→ Your instructions: Restate, word for word, every line of the data.

(Source data)

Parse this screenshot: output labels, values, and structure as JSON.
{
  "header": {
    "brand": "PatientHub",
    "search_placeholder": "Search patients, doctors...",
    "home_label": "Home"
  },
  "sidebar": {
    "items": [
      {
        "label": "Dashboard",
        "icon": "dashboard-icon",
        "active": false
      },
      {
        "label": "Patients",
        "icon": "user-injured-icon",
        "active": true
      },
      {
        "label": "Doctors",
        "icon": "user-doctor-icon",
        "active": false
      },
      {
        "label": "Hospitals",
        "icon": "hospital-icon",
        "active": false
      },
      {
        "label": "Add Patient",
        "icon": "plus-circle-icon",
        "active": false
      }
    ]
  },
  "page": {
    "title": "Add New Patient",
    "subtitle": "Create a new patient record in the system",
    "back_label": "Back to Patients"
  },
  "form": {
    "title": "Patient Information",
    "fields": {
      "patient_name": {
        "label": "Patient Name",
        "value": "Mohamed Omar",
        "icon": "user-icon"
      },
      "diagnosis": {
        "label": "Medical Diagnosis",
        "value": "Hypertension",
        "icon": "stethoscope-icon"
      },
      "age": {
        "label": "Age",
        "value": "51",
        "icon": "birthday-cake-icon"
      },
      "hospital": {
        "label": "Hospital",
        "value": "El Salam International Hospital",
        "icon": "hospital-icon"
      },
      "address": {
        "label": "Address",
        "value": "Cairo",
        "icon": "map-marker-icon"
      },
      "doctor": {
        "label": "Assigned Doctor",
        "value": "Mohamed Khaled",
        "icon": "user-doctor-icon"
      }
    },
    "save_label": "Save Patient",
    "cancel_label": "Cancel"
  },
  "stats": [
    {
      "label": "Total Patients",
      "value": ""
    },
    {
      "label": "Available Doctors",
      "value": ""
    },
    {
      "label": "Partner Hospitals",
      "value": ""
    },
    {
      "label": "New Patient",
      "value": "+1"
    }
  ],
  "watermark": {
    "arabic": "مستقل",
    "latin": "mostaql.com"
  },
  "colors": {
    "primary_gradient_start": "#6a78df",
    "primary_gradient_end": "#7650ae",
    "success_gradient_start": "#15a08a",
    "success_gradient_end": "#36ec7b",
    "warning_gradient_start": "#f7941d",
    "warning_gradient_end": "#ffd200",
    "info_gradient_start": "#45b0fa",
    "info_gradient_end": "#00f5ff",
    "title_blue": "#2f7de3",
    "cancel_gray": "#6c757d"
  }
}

→ Response to this exercise:
Parse this screenshot: output labels, values, and structure as JSON.
{
  "header": {
    "brand": "PatientHub",
    "search_placeholder": "Search patients, doctors...",
    "home_label": "Home"
  },
  "sidebar": {
    "items": [
      {
        "label": "Dashboard",
        "icon": "dashboard-icon",
        "active": false
      },
      {
        "label": "Patients",
        "icon": "user-injured-icon",
        "active": true
      },
      {
        "label": "Doctors",
        "icon": "user-doctor-icon",
        "active": false
      },
      {
        "label": "Hospitals",
        "icon": "hospital-icon",
        "active": false
      },
      {
        "label": "Add Patient",
        "icon": "plus-circle-icon",
        "active": false
      }
    ]
  },
  "page": {
    "title": "Add New Patient",
    "subtitle": "Create a new patient record in the system",
    "back_label": "Back to Patients"
  },
  "form": {
    "title": "Patient Information",
    "fields": {
      "patient_name": {
        "label": "Patient Name",
        "value": "Mohamed Omar",
        "icon": "user-icon"
      },
      "diagnosis": {
        "label": "Medical Diagnosis",
        "value": "Hypertension",
        "icon": "stethoscope-icon"
      },
      "age": {
        "label": "Age",
        "value": "51",
        "icon": "birthday-cake-icon"
      },
      "hospital": {
        "label": "Hospital",
        "value": "El Salam International Hospital",
        "icon": "hospital-icon"
      },
      "address": {
        "label": "Address",
        "value": "Cairo",
        "icon": "map-marker-icon"
      },
      "doctor": {
        "label": "Assigned Doctor",
        "value": "Mohamed Khaled",
        "icon": "user-doctor-icon"
      }
    },
    "save_label": "Save Patient",
    "cancel_label": "Cancel"
  },
  "stats": [
    {
      "label": "Total Patients",
      "value": ""
    },
    {
      "label": "Available Doctors",
      "value": ""
    },
    {
      "label": "Partner Hospitals",
      "value": ""
    },
    {
      "label": "New Patient",
      "value": "+1"
    }
  ],
  "watermark": {
    "arabic": "مستقل",
    "latin": "mostaql.com"
  },
  "colors": {
    "primary_gradient_start": "#6a78df",
    "primary_gradient_end": "#7650ae",
    "success_gradient_start": "#15a08a",
    "success_gradient_end": "#36ec7b",
    "warning_gradient_start": "#f7941d",
    "warning_gradient_end": "#ffd200",
    "info_gradient_start": "#45b0fa",
    "info_gradient_end": "#00f5ff",
    "title_blue": "#2f7de3",
    "cancel_gray": "#6c757d"
  }
}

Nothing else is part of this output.